hero image

Grantmakers for Effective Organizations, San Francisco 2018: Blogging the Conference


Author: Nicholas Randall

I couple of years ago I got in the habit of blogging about each conference I attended. It imposed some healthy discipline, forcing me to go over notes and reflect a bit on what I learned at plenary sessions, what I picked up at break-out sessions, and maybe what live music venue I found nearby.

With this blog, I review my experiences at the Grantmakers for Effective Organizations (GEO) 2018 Conference. It was held in San Francisco, April 30-May 2nd. The conference was bursting at the seams, with 950 souls attending. Things were a little cramped at times, especially in break-out sessions. Here’s some observation from San Fran (actually heard that locals don’t want you calling it that).

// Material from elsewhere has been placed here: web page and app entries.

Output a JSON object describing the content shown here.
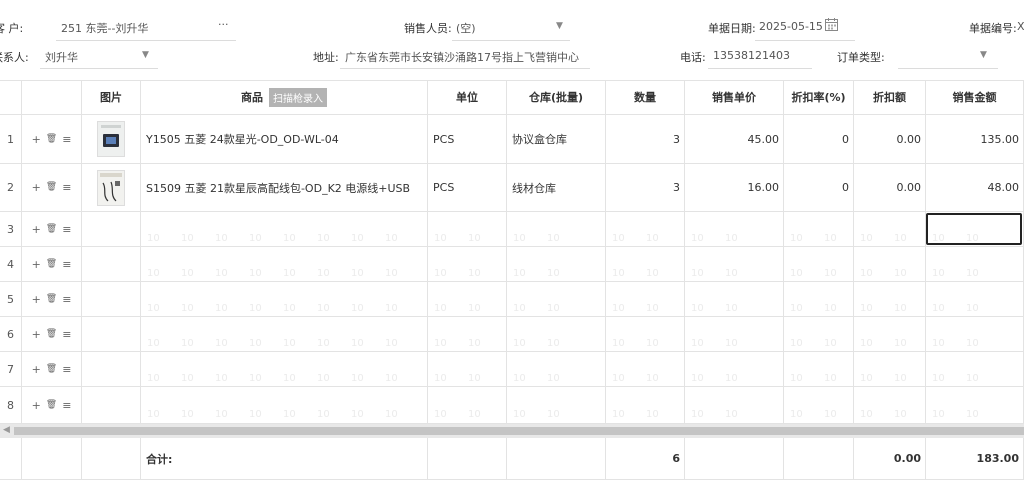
{
  "header": {
    "customer_label": "客  户:",
    "customer_value": "251 东莞--刘升华",
    "customer_more": "···",
    "sales_label": "销售人员:",
    "sales_value": "(空)",
    "date_label": "单据日期:",
    "date_value": "2025-05-15",
    "docno_label": "单据编号:",
    "docno_value": "X",
    "contact_label": "联系人:",
    "contact_value": "刘升华",
    "address_label": "地址:",
    "address_value": "广东省东莞市长安镇沙涌路17号指上飞营销中心",
    "phone_label": "电话:",
    "phone_value": "13538121403",
    "ordertype_label": "订单类型:",
    "ordertype_value": ""
  },
  "table": {
    "columns": {
      "image": "图片",
      "product": "商品",
      "scan": "扫描枪录入",
      "unit": "单位",
      "warehouse": "仓库(批量)",
      "qty": "数量",
      "price": "销售单价",
      "discount_rate": "折扣率(%)",
      "discount_amount": "折扣额",
      "amount": "销售金额"
    },
    "rows": [
      {
        "no": "1",
        "product": "Y1505 五菱 24款星光-OD_OD-WL-04",
        "unit": "PCS",
        "warehouse": "协议盒仓库",
        "qty": "3",
        "price": "45.00",
        "discount_rate": "0",
        "discount_amount": "0.00",
        "amount": "135.00"
      },
      {
        "no": "2",
        "product": "S1509 五菱 21款星辰高配线包-OD_K2 电源线+USB",
        "unit": "PCS",
        "warehouse": "线材仓库",
        "qty": "3",
        "price": "16.00",
        "discount_rate": "0",
        "discount_amount": "0.00",
        "amount": "48.00"
      },
      {
        "no": "3"
      },
      {
        "no": "4"
      },
      {
        "no": "5"
      },
      {
        "no": "6"
      },
      {
        "no": "7"
      },
      {
        "no": "8"
      }
    ],
    "footer": {
      "label": "合计:",
      "qty": "6",
      "discount_amount": "0.00",
      "amount": "183.00"
    },
    "ops": {
      "add": "+",
      "delete": "🗑",
      "detail": "≡"
    },
    "watermark": "10"
  },
  "colors": {
    "accent": "#222222",
    "scan_badge": "#b3b3b3",
    "scrollbar": "#c4c4c4"
  }
}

  • My conference experience kicked off with a pre-conference workshop that looked at the relationship between foundations and professional evaluation shops. While I’ve been a part of only a few grants that used outside evaluators, one of the presenters was an evaluator that I worked with a few years ago. You get a lot of “small world” moments at these conferences. The workshop looked at ways to make the foundation-outside evaluator relationship less transactional. What if you could imbed an evaluation professional on your grant review team — maybe a junior staffer on loan from an evaluation firm? What could be part of an apprenticeship-like experience for the evaluator, could give the foundation insights into program evaluation.
  • Speakers at the luncheon plenary on Day One helped celebrate GEO’s 20th anniversary. There were calls to keep racial equity issues at the fore and commit philanthropic resources commensurate to the need. Pia Infante (of the Whitney Institute) suggested societal problems demand responses measured in oceans and tidal waves, but funders show up with teaspoons. She asked, “If your house was on fire, would you only use 5% of the available water?”
  • A break-out session on the first day looked at how the ways that foundations operate can have a direct bearing on the quality of the relationship with grantees and the impact of grants. I’ll give one example. If you want to send grantees and potential grantees the message that you are open to risk, consider a plan for contingency funds that could be used if a tricky implementation gets stalled, or project work plans need an overhaul. And share these plans with the grantee. The session introduced me to a couple of good resources from the Open Road Alliance (https://openroadalliance.org) related to living with risk: a Risk Management Toolkit and Roadblock Analysis Report. A break-out session on Day Two explored similar themes, particularly ways to embed learning in the way you do your work.
  • A Day Two session on incorporating beneficiary voice in decision making made the case that service providers should regularly solicit feedback from their constituents. Does anyone really need persuading on this? Speakers referenced the Listen for Good initiative and its standardized survey protocols developed for both funders and nonprofits to use.
  • A plenary session on Day Two featured a conversation with Nikole Hannah-Jones, a journalist who writes extensively about education and against the segregation that has crept back into our public schools. She spoke at length about her NY Times Magazine article that chronicled she and her husband’s decision to place their daughter in an urban public school.
  • A breakfast plenary on the final day brought together non-profits and foundations working on the housing shortage in the bay area of Northern California. The crisis has spawned the creation of a number of grassroot, activist organizations to tackle the problem, particularly as it affects low-income and minority populations. The staff from these organizations are prone to being poached by foundations that come to value skillsets that include creative problem-solving and an affinity for working on the street.
  • Leveraging the strength of networks was the subject of a late conference session that looked at efforts to strengthen networks that promoted rural health outcomes in North Carolina. I learned that there is a “mother of network science.” It’s June Holley and you can reach her — and several affiliated network consultants — via http://www.networkweaver.com.
  • I do try to geek out over something in my spare time. This time, it was Eucalyptus trees in Golden Gate Park, for one. The naturalist John Muir is responsible for their presence in California, importing them from Australia. The park is home to 21 species of these majestic things! I didn’t stay in the conference hotel, but rented a space in the Haight-Ashbury neighborhood — near the park — where I checked out record stores and steampunk fashion accessories.